The Government has been urged to show its support for hospitality through measures to counter negative perceptions of a career in the sector and raise awareness of the opportunities.

The Government has been urged to show its support for hospitality through measures to counter negative perceptions of a career in the sector and raise awareness of the opportunities.

The Hospitality Workforce Commission 2030 report sets out nine recommendations aimed at boosting employment and retention across the sector.

They include a call for an urgent review into the effectiveness of the Apprenticeship Levy and an increase in the transfer fund cap to 50%. The report also urges the Government to better promote and value the benefits and transferability of ‘soft skills’.

In addition, UKHospitality, which commissioned the report is urging the Chancellor to increase the threshold for employer National Insurance Contributions (NICs) from £6,000 to £12,000 to stimulate greater recruitment and cut business costs.

The report follows a select committee-style series of Parliamentary evidence sessions scrutinising the challenges and opportunities being faced by employers, which heard from industry leaders, employees and MPs. A call for evidence resulted in 50 organisations and individuals contributing to the final report.

It resulted in nine recommendations to Government –

Recruitment and retention

• A cross-industry, national campaign to eliminate negative perceptions of hospitality careers

• DWP/industry collaboration to showcase careers information and the ‘best face of the

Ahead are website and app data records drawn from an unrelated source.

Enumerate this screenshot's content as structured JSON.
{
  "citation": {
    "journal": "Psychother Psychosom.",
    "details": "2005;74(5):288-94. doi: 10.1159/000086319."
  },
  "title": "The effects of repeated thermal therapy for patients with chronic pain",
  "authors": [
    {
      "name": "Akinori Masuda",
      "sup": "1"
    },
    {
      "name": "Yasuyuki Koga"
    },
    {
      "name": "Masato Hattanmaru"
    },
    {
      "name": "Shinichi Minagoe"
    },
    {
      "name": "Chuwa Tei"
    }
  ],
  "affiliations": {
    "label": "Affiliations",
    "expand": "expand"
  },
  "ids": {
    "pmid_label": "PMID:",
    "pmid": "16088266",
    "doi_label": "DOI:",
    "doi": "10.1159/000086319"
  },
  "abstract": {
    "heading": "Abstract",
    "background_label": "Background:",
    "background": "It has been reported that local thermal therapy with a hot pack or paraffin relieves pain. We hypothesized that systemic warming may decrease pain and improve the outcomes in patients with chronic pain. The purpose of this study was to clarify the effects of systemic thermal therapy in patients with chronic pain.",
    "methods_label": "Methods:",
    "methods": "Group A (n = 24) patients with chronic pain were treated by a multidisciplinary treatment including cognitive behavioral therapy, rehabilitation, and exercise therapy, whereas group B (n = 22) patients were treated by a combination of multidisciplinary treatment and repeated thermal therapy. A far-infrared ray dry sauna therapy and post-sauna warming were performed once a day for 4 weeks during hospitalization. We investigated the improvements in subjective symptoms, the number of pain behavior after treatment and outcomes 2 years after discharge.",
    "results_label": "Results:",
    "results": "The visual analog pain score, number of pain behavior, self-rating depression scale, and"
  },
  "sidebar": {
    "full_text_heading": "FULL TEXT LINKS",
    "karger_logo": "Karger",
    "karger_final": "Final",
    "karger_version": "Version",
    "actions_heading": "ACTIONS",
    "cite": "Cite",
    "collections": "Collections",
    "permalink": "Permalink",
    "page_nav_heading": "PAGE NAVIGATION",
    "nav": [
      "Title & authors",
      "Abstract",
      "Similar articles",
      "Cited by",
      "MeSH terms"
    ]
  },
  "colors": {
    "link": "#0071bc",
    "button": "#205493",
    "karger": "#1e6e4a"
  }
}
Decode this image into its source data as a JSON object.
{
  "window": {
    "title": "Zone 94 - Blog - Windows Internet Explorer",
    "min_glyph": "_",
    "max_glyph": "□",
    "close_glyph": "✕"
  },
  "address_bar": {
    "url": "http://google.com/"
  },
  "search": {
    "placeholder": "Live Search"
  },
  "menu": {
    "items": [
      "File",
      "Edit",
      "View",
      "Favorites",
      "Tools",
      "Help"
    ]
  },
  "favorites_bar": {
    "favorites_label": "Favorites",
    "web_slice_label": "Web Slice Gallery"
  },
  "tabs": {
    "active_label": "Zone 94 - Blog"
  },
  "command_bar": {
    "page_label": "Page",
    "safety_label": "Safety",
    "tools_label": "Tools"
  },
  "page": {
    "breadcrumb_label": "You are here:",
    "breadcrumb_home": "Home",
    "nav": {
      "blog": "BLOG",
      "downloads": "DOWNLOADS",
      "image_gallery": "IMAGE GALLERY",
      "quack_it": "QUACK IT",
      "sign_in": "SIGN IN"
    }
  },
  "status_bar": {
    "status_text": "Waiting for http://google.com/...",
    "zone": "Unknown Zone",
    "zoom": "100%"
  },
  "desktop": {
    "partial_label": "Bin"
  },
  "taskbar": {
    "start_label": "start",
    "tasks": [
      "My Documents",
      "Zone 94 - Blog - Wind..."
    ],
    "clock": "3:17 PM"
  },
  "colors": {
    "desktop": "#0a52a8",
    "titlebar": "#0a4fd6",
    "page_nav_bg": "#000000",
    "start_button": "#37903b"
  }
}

• Adapt schools outreach to enable direct dialogue between hospitality businesses and students

Skills and workplace learning

• Industry to attract and retain employees via lifelong learning and on-the-job training

• Government should promote and value the benefits and transferability of ‘soft skills’

• Conduct an urgent review of the effectiveness of the Apprenticeship Levy, increase the

transfer fund cap to 50% and tackle the costs of off-the-job training


• Immigration policy must be evidenced-based, tailored to hospitality workforce needs

• Industry to achieve greater workforce diversity best practice through employment contract flexibility

• Government support for workforce upskilling to encourage older and ‘harder to place’ workers into the sector, or back into employment

UKHospitality chief executive Kate Nicholls said: “The UK’s hospitality sector is a resilient and inventive one. It has helped provide growth, jobs and investment in every region and has been vital for the regeneration of UK high streets following turbulent economic periods. However, without Government support and immediate action on escalating employment costs, hospitality businesses will struggle to continue to provide these opportunities for people throughout the economic cycle.

“The recommendations in this report map a path to a post-Brexit hospitality workforce. It is recognised that free movement in its current form will end, and it is critical that Government supports the sector in promoting itself to young people and providing the framework for improved career development. The full potential of the sector will only be realised with positive action from the Government to ensure this is achievable.

“The Hospitality Workforce Commission 2030 exhaustively examined the opportunities and challenges that our sector faces and actions to be taken. If acted upon these will enable us to provide even greater investment, and provide more jobs, in communities across the UK. Implementing the recommendations will allow us to more effectively provide careers and opportunities, particularly for harder-to-place workers, and help the Government hit its apprenticeship target. With political and economic instability in the aftermath of Brexit, this is too good an opportunity for the Government to miss.

“I thank everyone who gave their time to contribute to this comprehensive investigation and I sincerely hope the Government acts upon our recommendations.”

To see the full report, click here